In the study reported in PNAS, Petty used leucocytes as a model for the process. The amino acid sequence is in the region of the gene FcyRIIA. He is currently studying the same phenomena in the eye, where phagocytosis disposes of the regularly-shed remnants of photoreceptor cells.


The paper, Signal sequence within FcRIIA controls calcium wave propagation patterns: Apparent role in phagolysosome fusion, also appears on the PNAS internet site at www.pnas.org.

Betsy Nisbet | EurekAlert!
Further information:
http://www.pnas.org

More articles from Life Sciences:

nachricht Topologische Quantenchemie
21.07.2017 | Max-Planck-Institut für Chemische Physik fester Stoffe

nachricht Topological Quantum Chemistry
21.07.2017 | Max-Planck-Institut für Chemische Physik fester Stoffe

All articles from Life Sciences >>>

The most recent press releases about innovation >>>

Die letzten 5 Focus-News des innovations-reports im Überblick:

Im Focus: 3-D scanning with water

3-D shape acquisition using water displacement as the shape sensor for the reconstruction of complex objects

A global team of computer scientists and engineers have developed an innovative technique that more completely reconstructs challenging 3D objects. An ancient...

Im Focus: Manipulating Electron Spins Without Loss of Information

Physicists have developed a new technique that uses electrical voltages to control the electron spin on a chip. The newly-developed method provides protection from spin decay, meaning that the contained information can be maintained and transmitted over comparatively large distances, as has been demonstrated by a team from the University of Basel’s Department of Physics and the Swiss Nanoscience Institute. The results have been published in Physical Review X.
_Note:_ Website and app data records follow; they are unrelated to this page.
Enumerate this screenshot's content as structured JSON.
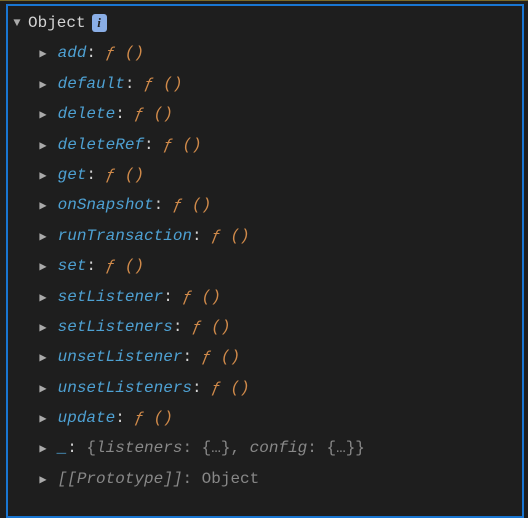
{
  "root": {
    "label": "Object",
    "info": "i"
  },
  "items": [
    {
      "key": "add",
      "val": "ƒ ()",
      "kind": "fn"
    },
    {
      "key": "default",
      "val": "ƒ ()",
      "kind": "fn"
    },
    {
      "key": "delete",
      "val": "ƒ ()",
      "kind": "fn"
    },
    {
      "key": "deleteRef",
      "val": "ƒ ()",
      "kind": "fn"
    },
    {
      "key": "get",
      "val": "ƒ ()",
      "kind": "fn"
    },
    {
      "key": "onSnapshot",
      "val": "ƒ ()",
      "kind": "fn"
    },
    {
      "key": "runTransaction",
      "val": "ƒ ()",
      "kind": "fn"
    },
    {
      "key": "set",
      "val": "ƒ ()",
      "kind": "fn"
    },
    {
      "key": "setListener",
      "val": "ƒ ()",
      "kind": "fn"
    },
    {
      "key": "setListeners",
      "val": "ƒ ()",
      "kind": "fn"
    },
    {
      "key": "unsetListener",
      "val": "ƒ ()",
      "kind": "fn"
    },
    {
      "key": "unsetListeners",
      "val": "ƒ ()",
      "kind": "fn"
    },
    {
      "key": "update",
      "val": "ƒ ()",
      "kind": "fn"
    }
  ],
  "underscore": {
    "key": "_",
    "preview_open": "{",
    "preview_close": "}",
    "inner": [
      {
        "k": "listeners",
        "v": "{…}"
      },
      {
        "k": "config",
        "v": "{…}"
      }
    ]
  },
  "prototype": {
    "key": "[[Prototype]]",
    "val": "Object"
  },
  "glyphs": {
    "expanded": "▼",
    "collapsed": "▶",
    "colon": ":"
  }
}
For several years, researchers have been trying to use the spin of an electron to store and transmit information. The spin of each electron is always coupled...
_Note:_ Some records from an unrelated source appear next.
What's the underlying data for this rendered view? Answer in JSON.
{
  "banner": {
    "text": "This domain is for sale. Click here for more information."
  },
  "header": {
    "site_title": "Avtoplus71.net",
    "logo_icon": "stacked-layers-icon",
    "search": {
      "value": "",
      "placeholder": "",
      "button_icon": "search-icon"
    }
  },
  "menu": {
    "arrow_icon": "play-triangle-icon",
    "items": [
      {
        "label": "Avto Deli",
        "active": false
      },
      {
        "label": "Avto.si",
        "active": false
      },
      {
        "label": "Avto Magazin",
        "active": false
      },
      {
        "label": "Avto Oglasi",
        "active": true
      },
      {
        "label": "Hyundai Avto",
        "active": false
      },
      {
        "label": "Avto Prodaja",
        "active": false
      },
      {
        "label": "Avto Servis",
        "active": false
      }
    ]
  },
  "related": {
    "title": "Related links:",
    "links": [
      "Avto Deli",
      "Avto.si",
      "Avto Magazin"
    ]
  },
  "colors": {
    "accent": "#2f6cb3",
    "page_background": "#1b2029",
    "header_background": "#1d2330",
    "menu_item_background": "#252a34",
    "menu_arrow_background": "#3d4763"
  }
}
Im Focus: The proton precisely weighted

What is the mass of a proton? Scientists from Germany and Japan successfully did an important step towards the most exact knowledge of this fundamental constant. By means of precision measurements on a single proton, they could improve the precision by a factor of three and also correct the existing value.

To determine the mass of a single proton still more accurate – a group of physicists led by Klaus Blaum and Sven Sturm of the Max Planck Institute for Nuclear...

Im Focus: On the way to a biological alternative

A bacterial enzyme enables reactions that open up alternatives to key industrial chemical processes

The research team of Prof. Dr. Oliver Einsle at the University of Freiburg's Institute of Biochemistry has long been exploring the functioning of nitrogenase....

Im Focus: The 1 trillion tonne iceberg

Larsen C Ice Shelf rift finally breaks through

A one trillion tonne iceberg - one of the biggest ever recorded -- has calved away from the Larsen C Ice Shelf in Antarctica, after a rift in the ice,...

All Focus news of the innovation-report >>>

Anzeige

Anzeige

Event News

Closing the Sustainability Circle: Protection of Food with Biobased Materials

21.07.2017 | Event News

»We are bringing Additive Manufacturing to SMEs«

19.07.2017 | Event News

The technology with a feel for feelings

12.07.2017 | Event News

 
Latest News

Ultrathin device harvests electricity from human motion

24.07.2017 | Power and Electrical Engineering

Scientists announce the quest for high-index materials

24.07.2017 | Materials Sciences

ADIR Project: Lasers Recover Valuable Materials

24.07.2017 | Materials Sciences

VideoLinks
B2B-VideoLinks
More VideoLinks >>>